John Shone, an expert in classical piping, first learned to play while a member of the Boys’ Brigade seven decades ago and has practised daily ever since.
But the 77-year-old’s love of Scotland’s national instrument was sorely tested after he inhaled fungal spores which had colonised his bagpipes.
The College of Piping has now warned pipers to be aware of the dangers of not cleaning their bagpipes properly, particularly those that have modern synthetic bags, which do not demand the traditional maintenance treatments that help keep old-style bags, made from hide, clean.
Shone, a former committee member of the Piobaireachd Society, was preparing to play at a special event in September when he fell ill during a fishing trip to Scotland. He was forced to return to his Wiltshire home.
His GP prescribed antibiotics but they did not work and he was admitted to hospital. Two days later, he was sent home, but a week later his health deteriorated rapidly and he was quickly readmitted to hospital.
As he lay in a critical condition, doctors were mystified by the cause of his illness and struggled in vain for more than a week to cure him using a variety of antibiotics.
“I was extremely tired and slowly fading away and my consultant told me it was life-threatening,” said Shone, who added that he had been told the spores he had inhaled had a 50 per cent chance of killing him.
“I became very much weaker and it was obvious to my consultant and my son that they were dealing with a life-or-death situation,” he added.
It was only after a consultant questioned him about his hobbies that a possible cause was found.
Shone’s son was then asked to bring his father’s bagpipes into the hospital for tests. Pathologists there discovered a heavy growth of fungal cultures lurking inside, enabling doctors to prescribe an effective treatment.
Shone said he had just recovered from a previous illness, which he believes may have weakened his immune system before the spores entered his lungs. But he is anxious to ensure other pipers avoid a similar ordeal – highlighted in the Piping Times, bible of the bagpiping world.
Despite his month-long hospital stay, during which he lost a stone in weight, Shone, a former managing director of a food company, has taken up the pipes again, although he makes sure he cleans them regularly.
“I am now back playing but it is taking some time to develop the stamina of old,” he said.
Traditional bagpipes are made of hide and need regular “seasoning” to seal pores in the skin.

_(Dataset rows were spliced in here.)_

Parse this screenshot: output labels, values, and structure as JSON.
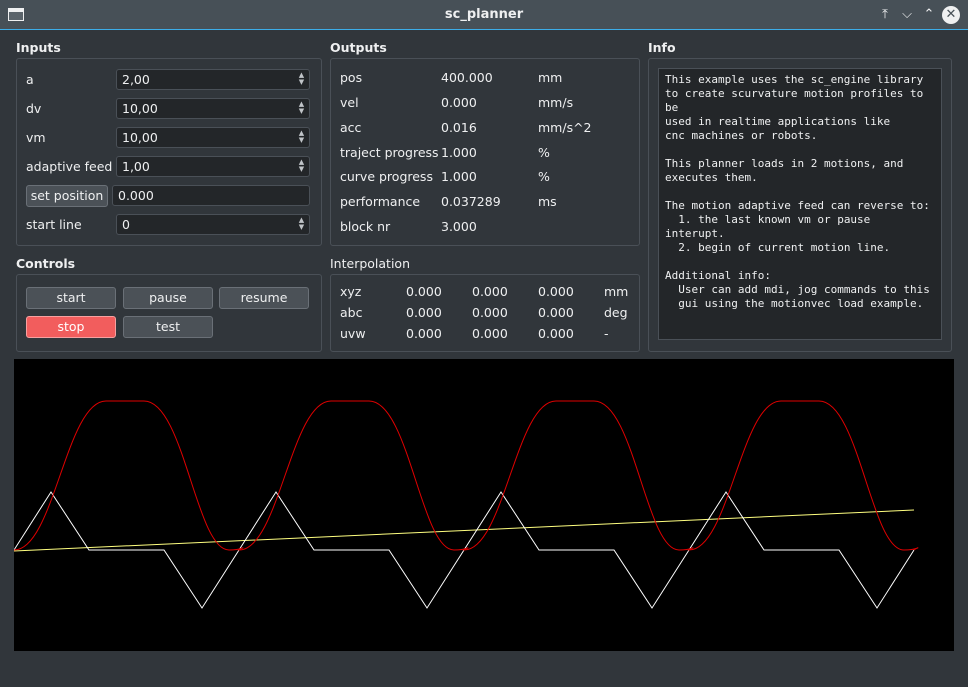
{
  "window": {
    "title": "sc_planner"
  },
  "inputs": {
    "title": "Inputs",
    "a": {
      "label": "a",
      "value": "2,00"
    },
    "dv": {
      "label": "dv",
      "value": "10,00"
    },
    "vm": {
      "label": "vm",
      "value": "10,00"
    },
    "adaptive_feed": {
      "label": "adaptive feed",
      "value": "1,00"
    },
    "set_position": {
      "label": "set position",
      "value": "0.000"
    },
    "start_line": {
      "label": "start line",
      "value": "0"
    }
  },
  "controls": {
    "title": "Controls",
    "start": "start",
    "pause": "pause",
    "resume": "resume",
    "stop": "stop",
    "test": "test"
  },
  "outputs": {
    "title": "Outputs",
    "rows": [
      {
        "label": "pos",
        "value": "400.000",
        "unit": "mm"
      },
      {
        "label": "vel",
        "value": "0.000",
        "unit": "mm/s"
      },
      {
        "label": "acc",
        "value": "0.016",
        "unit": "mm/s^2"
      },
      {
        "label": "traject progress",
        "value": "1.000",
        "unit": "%"
      },
      {
        "label": "curve progress",
        "value": "1.000",
        "unit": "%"
      },
      {
        "label": "performance",
        "value": "0.037289",
        "unit": "ms"
      },
      {
        "label": "block nr",
        "value": "3.000",
        "unit": ""
      }
    ]
  },
  "interpolation": {
    "title": "Interpolation",
    "rows": [
      {
        "label": "xyz",
        "v1": "0.000",
        "v2": "0.000",
        "v3": "0.000",
        "unit": "mm"
      },
      {
        "label": "abc",
        "v1": "0.000",
        "v2": "0.000",
        "v3": "0.000",
        "unit": "deg"
      },
      {
        "label": "uvw",
        "v1": "0.000",
        "v2": "0.000",
        "v3": "0.000",
        "unit": "-"
      }
    ]
  },
  "info": {
    "title": "Info",
    "text": "This example uses the sc_engine library\nto create scurvature motion profiles to\nbe\nused in realtime applications like\ncnc machines or robots.\n\nThis planner loads in 2 motions, and\nexecutes them.\n\nThe motion adaptive feed can reverse to:\n  1. the last known vm or pause interupt.\n  2. begin of current motion line.\n\nAdditional info:\n  User can add mdi, jog commands to this\n  gui using the motionvec load example."
  },
  "plot": {
    "colors": {
      "background": "#000000",
      "velocity": "#e00000",
      "acceleration": "#ffffff",
      "position": "#ffff80"
    }
  }
}
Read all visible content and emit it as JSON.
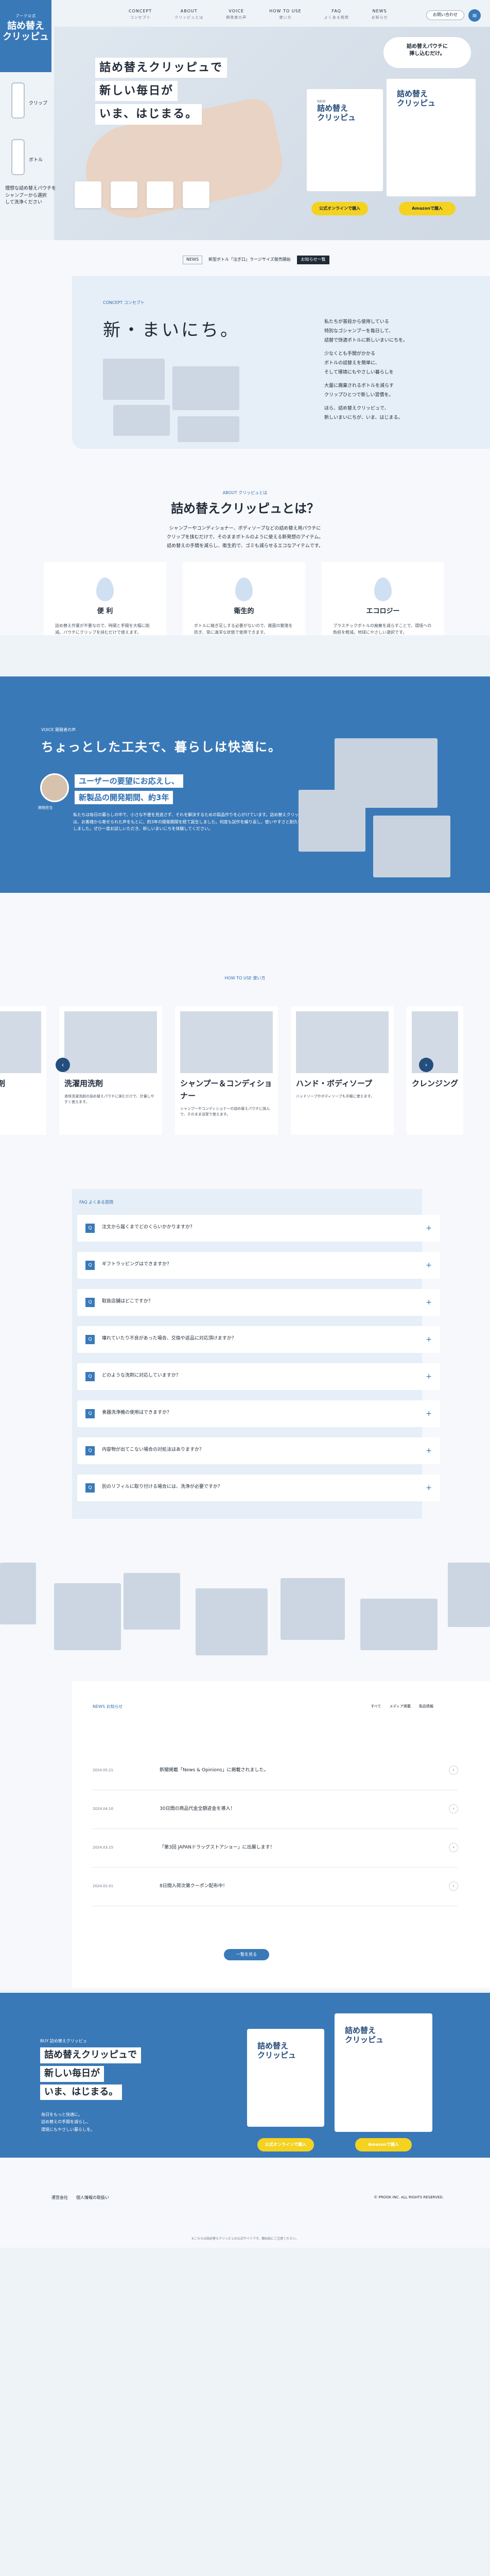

The substance used for this acts as a natural cleanser. Bags made from man-made materials are supposed to have reduced the need for such frequent upkeep.
Shone said, as he was preparing for an important performance, that he had not wanted to tamper with his pipes as they were “going well” and so he had neglected to clean them for 18 months.
Robert Wallace, principal of the Glasgow-based College of Piping, said he had never heard of bagpipes causing such a serious illness before, but cautioned: “It’s very important that all pipers make sure they sterilise their pipe bag regularly. With the advent of synthetic bags, this maintenance is even more essential.”
According to the National Piping Centre, there are at least 7,000 bagpipe players in Scotland alone, with thousands more around the world. Different types of bagpipes are found in many cultures, and some form of the instrument is believed to have been played in the Middle East as long ago as 1,000 BC.
The use of synthetic bags has become popular with pipers because they are supposed to require less maintenance than traditional bags made of animal skin, which often need to be replaced on an annual basis. Synthetic bags usually come with a zipper on the side to allow access for cleaning.